**** Records for the exercise

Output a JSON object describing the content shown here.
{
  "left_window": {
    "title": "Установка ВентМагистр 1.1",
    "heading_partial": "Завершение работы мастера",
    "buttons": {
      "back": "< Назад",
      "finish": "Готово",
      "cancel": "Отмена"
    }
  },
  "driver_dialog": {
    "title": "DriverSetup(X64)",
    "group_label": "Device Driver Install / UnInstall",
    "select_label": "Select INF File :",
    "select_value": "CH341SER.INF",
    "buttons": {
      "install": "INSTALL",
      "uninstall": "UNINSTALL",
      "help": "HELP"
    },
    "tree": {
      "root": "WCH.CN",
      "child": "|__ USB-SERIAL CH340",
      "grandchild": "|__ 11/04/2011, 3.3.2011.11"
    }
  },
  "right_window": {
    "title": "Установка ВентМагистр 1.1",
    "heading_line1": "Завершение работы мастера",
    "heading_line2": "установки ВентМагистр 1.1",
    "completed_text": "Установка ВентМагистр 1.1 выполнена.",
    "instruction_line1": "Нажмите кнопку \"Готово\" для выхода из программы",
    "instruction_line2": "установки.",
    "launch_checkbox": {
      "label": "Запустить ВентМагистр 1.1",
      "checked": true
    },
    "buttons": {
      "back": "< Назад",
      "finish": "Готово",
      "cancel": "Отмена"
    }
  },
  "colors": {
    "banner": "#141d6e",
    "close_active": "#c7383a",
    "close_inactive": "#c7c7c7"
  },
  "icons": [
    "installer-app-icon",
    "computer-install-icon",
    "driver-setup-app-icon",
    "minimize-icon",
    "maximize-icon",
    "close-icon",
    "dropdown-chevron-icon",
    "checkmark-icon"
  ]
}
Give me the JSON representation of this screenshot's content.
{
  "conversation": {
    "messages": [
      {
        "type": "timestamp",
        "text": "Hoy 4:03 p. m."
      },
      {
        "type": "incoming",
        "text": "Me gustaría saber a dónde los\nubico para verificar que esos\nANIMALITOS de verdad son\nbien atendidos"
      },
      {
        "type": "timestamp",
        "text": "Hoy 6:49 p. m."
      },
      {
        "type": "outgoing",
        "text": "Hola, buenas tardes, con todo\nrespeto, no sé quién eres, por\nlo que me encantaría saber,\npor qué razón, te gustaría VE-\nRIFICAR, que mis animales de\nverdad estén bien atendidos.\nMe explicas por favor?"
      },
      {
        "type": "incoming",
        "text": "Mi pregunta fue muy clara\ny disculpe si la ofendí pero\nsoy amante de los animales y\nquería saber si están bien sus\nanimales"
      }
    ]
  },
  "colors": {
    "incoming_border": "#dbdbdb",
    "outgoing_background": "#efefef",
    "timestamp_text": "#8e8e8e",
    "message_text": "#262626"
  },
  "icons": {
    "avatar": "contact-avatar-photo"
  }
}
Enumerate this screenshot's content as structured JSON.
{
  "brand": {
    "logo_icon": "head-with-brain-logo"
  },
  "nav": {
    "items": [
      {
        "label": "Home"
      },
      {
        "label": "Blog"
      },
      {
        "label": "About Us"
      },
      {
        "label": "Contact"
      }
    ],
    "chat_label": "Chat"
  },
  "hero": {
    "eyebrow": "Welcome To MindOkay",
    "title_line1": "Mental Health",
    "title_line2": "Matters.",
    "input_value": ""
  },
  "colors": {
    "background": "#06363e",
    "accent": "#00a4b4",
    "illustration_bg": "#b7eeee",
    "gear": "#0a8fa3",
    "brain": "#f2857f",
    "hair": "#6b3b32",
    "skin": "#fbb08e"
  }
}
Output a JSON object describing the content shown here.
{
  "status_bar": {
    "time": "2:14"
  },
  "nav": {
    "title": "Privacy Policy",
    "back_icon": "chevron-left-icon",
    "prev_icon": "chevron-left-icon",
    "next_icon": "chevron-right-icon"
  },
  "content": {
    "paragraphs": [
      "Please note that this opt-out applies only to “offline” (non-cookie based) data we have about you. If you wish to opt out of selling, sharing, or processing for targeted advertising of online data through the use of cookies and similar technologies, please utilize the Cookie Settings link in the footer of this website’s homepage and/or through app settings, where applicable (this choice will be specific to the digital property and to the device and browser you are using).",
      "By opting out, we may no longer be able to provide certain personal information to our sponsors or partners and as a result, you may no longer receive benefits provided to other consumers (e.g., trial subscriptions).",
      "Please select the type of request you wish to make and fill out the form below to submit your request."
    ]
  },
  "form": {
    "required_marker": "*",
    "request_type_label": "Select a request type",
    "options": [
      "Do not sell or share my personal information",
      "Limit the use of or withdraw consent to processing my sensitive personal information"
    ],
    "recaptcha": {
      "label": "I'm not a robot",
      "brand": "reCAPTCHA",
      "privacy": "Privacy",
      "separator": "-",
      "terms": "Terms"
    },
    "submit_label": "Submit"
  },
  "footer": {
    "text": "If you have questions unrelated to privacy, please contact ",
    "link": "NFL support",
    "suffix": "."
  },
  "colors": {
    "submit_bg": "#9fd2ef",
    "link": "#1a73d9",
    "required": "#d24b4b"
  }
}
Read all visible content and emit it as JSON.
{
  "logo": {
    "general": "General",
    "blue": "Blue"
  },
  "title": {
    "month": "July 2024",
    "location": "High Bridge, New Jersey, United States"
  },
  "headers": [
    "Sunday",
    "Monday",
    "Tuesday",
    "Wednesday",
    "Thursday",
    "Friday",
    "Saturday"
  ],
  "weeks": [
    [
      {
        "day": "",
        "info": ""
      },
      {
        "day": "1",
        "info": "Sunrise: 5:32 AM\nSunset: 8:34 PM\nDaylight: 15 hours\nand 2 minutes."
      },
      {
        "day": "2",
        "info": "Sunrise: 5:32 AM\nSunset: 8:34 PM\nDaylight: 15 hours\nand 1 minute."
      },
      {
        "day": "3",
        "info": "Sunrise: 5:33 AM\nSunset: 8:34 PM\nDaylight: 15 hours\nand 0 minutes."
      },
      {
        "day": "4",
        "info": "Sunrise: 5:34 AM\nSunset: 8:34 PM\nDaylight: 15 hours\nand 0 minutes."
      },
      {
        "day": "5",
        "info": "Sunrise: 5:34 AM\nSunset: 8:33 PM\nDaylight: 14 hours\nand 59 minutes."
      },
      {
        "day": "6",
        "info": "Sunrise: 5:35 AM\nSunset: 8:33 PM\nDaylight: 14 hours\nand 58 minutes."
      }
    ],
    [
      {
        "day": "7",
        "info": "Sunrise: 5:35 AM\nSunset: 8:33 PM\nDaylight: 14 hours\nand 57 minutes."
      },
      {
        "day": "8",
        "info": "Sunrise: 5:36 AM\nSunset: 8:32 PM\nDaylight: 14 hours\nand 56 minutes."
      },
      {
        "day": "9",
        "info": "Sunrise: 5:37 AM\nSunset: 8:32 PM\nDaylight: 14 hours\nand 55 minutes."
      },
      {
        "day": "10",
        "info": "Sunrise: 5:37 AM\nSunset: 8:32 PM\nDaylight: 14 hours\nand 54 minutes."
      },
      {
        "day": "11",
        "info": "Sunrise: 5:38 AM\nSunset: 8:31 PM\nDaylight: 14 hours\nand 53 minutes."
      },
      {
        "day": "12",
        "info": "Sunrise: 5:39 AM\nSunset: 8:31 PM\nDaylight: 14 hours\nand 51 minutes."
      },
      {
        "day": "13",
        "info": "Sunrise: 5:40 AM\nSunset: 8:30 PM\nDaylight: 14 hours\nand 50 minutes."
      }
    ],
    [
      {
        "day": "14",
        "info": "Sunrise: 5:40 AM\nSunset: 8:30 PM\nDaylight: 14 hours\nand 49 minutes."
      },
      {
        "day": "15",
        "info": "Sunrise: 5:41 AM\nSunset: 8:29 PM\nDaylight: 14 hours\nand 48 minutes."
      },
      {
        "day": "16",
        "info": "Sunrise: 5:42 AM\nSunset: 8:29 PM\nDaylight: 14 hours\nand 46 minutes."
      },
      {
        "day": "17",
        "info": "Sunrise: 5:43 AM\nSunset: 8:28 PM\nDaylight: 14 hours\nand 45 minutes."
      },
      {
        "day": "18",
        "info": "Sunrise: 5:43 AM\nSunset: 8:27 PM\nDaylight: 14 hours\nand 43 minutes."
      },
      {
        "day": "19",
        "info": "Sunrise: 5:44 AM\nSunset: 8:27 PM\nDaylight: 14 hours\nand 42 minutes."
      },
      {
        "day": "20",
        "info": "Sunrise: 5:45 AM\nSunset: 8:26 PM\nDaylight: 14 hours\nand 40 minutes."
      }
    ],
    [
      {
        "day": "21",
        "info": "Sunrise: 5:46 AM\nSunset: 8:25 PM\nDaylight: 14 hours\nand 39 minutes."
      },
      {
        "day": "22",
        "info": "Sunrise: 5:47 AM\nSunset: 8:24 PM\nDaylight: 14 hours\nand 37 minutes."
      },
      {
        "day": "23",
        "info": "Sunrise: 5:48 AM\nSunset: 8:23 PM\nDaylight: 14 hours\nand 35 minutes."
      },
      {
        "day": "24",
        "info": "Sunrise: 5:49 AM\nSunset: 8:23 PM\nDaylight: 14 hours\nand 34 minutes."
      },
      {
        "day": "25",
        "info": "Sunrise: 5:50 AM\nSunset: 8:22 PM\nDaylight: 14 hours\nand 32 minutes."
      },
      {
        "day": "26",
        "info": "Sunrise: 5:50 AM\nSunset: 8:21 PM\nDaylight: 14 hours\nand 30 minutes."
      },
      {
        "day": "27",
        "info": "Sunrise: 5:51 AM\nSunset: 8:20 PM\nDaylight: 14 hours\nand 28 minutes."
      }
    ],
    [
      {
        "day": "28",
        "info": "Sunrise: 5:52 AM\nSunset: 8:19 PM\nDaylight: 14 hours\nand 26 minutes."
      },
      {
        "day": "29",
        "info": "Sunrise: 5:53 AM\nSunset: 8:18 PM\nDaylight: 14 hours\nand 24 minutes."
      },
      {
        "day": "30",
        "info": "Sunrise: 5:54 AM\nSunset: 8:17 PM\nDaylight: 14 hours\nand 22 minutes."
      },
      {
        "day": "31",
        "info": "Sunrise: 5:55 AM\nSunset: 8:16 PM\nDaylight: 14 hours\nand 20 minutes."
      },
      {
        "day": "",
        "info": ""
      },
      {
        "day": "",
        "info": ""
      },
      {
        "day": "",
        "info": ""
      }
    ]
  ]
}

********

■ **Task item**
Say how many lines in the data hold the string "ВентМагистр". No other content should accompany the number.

■ **Task result**
5